After a debate regarding the benefits and disadvantages of Amgen Inc’ Drug Xgeva brought on the attention of regulators, the Food and Drug Administration has decided to reject its use down the line.
U.S. health regulators have been advised to reconsider their position regarding Amgen Inc’s drug Xgeva, after it has been confirmed that the drug’s benefits do not outweigh the risk it carries to develop a much urgent condition.
Panel member Maha Hussain, professor of medicine in the hematology and oncology division at the University of Michigan, stated: “If you ask a patient, ‘Do you want to delay your disease by five minutes, but get significant toxicities?’ I think that would give them pause”.
A patient that talked in front of the panel said: “There isn’t a treatment that a man with prostate cancer gets that doesn’t have devastating effects on his masculinity and his quality of life”. Based on that, he thinks that “the men who would be candidates for this treatment would be standing up and cheering another option for them”.

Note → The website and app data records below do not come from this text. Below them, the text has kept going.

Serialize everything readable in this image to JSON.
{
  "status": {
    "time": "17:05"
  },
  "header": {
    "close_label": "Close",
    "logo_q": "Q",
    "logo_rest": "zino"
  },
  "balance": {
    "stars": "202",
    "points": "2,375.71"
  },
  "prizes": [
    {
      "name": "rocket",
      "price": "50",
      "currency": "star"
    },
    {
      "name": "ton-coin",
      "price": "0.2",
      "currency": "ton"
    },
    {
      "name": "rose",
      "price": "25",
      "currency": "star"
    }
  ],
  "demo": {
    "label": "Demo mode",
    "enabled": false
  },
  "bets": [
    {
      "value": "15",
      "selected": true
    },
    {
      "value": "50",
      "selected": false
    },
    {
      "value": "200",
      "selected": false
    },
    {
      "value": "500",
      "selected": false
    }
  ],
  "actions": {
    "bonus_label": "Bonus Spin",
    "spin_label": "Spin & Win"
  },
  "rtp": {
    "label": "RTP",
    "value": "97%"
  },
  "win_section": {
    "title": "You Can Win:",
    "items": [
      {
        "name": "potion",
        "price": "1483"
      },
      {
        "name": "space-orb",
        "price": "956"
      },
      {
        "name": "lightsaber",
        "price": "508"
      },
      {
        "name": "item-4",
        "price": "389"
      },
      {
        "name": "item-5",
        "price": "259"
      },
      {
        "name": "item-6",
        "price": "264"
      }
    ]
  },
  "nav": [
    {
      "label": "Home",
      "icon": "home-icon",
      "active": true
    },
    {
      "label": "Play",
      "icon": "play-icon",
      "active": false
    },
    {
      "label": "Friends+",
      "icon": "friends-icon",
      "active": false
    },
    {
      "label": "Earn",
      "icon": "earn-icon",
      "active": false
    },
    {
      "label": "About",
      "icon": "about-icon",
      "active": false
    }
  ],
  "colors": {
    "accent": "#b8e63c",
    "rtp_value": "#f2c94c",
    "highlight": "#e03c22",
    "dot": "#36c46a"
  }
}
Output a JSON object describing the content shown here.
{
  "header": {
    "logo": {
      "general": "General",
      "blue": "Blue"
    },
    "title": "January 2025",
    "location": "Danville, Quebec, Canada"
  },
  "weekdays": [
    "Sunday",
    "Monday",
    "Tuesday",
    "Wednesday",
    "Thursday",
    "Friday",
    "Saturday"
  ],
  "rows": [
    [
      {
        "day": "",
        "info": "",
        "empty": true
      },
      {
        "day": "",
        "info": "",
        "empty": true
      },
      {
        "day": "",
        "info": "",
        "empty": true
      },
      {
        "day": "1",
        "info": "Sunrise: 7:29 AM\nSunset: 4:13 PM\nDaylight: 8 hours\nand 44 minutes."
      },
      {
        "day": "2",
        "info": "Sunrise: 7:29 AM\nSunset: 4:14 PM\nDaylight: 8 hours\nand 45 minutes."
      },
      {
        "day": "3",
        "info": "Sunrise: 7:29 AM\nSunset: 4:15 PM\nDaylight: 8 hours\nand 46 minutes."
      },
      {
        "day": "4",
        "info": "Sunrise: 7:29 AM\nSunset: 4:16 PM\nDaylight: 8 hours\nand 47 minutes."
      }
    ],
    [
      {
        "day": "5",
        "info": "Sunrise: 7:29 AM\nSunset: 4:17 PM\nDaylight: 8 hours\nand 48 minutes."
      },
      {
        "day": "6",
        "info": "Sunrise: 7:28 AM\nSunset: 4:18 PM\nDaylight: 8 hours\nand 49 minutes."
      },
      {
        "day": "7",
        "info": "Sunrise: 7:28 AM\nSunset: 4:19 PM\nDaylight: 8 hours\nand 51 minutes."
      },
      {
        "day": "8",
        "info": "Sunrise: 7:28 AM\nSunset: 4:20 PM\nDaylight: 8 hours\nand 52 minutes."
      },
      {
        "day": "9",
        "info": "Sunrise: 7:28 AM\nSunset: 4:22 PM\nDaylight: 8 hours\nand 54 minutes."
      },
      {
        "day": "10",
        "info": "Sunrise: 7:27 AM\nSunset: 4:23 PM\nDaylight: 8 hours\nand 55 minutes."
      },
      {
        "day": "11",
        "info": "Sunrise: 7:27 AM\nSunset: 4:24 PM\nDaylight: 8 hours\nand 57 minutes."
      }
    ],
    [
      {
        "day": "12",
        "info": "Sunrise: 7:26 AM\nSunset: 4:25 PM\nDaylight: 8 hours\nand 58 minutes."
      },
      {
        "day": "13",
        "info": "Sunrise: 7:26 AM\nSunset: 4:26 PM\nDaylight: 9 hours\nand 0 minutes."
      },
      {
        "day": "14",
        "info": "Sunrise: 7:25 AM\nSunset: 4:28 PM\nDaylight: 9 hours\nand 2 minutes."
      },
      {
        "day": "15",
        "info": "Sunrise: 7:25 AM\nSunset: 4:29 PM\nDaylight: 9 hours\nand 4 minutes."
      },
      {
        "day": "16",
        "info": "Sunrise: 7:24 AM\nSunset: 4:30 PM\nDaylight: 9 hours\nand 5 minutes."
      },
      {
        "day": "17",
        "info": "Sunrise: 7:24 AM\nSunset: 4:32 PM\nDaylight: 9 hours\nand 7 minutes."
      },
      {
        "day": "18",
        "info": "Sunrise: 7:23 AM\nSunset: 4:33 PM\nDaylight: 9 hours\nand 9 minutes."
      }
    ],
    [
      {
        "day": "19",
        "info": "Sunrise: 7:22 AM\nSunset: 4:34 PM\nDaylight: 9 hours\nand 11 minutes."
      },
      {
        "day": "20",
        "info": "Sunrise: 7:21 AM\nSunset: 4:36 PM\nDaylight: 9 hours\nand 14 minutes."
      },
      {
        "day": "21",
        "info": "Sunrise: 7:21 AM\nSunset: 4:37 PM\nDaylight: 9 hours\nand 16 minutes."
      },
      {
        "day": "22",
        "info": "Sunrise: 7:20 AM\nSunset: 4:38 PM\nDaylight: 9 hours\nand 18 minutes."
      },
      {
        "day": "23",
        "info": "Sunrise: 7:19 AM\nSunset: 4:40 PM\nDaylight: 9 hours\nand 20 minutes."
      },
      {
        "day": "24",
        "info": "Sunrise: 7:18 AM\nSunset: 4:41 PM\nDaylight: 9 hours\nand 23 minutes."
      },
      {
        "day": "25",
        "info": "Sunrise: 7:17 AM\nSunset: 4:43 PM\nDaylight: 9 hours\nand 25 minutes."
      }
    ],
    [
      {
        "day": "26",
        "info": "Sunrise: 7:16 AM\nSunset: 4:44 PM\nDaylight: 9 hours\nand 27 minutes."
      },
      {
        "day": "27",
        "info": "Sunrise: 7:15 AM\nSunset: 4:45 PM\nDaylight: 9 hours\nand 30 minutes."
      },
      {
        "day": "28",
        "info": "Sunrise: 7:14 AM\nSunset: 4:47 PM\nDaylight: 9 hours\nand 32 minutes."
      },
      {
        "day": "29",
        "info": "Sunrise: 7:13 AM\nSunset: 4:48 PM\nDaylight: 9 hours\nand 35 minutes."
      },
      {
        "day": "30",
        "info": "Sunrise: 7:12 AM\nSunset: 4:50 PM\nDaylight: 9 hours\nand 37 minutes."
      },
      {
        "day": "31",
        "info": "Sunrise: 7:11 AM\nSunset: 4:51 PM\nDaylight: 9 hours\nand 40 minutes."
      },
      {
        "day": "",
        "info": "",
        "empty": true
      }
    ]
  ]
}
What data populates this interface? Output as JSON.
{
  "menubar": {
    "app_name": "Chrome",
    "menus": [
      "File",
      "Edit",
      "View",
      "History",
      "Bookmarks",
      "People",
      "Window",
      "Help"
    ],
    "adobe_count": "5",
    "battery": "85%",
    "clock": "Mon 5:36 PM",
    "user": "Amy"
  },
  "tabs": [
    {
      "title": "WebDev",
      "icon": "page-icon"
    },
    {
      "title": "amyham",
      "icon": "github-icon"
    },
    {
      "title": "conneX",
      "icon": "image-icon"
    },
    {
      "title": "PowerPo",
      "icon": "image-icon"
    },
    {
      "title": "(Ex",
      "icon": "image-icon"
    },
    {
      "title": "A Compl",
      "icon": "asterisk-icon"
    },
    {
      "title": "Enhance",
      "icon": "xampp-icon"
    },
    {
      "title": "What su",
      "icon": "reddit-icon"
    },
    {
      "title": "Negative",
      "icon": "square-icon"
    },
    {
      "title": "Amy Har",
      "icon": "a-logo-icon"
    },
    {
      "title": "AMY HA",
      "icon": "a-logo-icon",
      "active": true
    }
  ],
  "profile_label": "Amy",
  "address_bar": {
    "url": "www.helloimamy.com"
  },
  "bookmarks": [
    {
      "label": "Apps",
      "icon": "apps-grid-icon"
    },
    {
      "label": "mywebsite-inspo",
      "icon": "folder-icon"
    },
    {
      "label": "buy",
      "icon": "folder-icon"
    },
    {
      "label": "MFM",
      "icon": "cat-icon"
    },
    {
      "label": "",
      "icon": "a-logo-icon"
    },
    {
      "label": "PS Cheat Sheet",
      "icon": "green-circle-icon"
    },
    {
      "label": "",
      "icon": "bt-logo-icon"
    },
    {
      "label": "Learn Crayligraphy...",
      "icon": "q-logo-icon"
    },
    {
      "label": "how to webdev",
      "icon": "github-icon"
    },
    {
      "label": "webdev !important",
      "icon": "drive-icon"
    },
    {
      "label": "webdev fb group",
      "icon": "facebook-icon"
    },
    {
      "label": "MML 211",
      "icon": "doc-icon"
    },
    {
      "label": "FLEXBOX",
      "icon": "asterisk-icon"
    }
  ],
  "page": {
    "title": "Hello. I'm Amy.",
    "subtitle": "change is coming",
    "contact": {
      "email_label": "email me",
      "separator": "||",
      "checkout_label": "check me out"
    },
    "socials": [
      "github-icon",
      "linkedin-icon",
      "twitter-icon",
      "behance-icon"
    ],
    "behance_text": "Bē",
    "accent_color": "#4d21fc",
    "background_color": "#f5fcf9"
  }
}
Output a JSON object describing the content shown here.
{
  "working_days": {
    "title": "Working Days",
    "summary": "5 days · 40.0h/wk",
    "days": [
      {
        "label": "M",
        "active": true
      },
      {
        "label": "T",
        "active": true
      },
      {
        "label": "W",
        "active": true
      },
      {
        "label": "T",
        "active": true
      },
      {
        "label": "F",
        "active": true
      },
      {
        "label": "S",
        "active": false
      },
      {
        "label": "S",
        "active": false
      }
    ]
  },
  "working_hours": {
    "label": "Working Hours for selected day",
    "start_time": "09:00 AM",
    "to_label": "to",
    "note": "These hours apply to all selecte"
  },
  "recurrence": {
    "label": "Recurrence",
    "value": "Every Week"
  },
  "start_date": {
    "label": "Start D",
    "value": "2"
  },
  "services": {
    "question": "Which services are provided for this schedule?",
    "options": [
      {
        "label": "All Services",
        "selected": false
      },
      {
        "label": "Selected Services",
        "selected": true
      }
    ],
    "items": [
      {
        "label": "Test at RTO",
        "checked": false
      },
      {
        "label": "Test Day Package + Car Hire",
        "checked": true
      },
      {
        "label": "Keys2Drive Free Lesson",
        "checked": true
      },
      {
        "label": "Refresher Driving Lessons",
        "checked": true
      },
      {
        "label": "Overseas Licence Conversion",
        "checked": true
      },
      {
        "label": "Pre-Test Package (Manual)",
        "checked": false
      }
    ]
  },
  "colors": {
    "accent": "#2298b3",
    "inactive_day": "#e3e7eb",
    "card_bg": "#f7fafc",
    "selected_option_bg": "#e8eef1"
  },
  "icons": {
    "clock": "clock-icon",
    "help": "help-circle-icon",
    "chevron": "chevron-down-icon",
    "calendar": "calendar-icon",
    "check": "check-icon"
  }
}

Xgeva is a drug that has been originally approved in the use of delaying fractures and other bone injuries in patients with cancers that already spread to the bones. Xgeva’s maker, Amgen is working to gain approval for the drug’s use in the limitation of prostate cancer in a trial with male patients who have not responded to other therapies.
Although the drug was proved to delay the spread of cancer to the bone by about four months, some of the 1,432 prostate cancer patients involved in the trial developed osteonecrosis of the jaw. The findings showed about one in 15 men who took Xgeva experienced damage of the jawbone.
Michael Severino, Amgen’s vice president of research and development, said yesterday that the company is confident Xgeva does provide a clinically meaningful benefit since it does delay the spread of cancer to the bone, a development which causes significant issues, such as intense pain and incontinence.
Xgeva is also sold for the treatment of osteoporosis, but it is administered at a lower dose and not as often as in the treatment of other bone cancer complications. Xgeva for osteoporosis is sold under the brand name Prolia, which targets the protein called RANK Ligand which regulates cells called osteoclasts that damage the bone.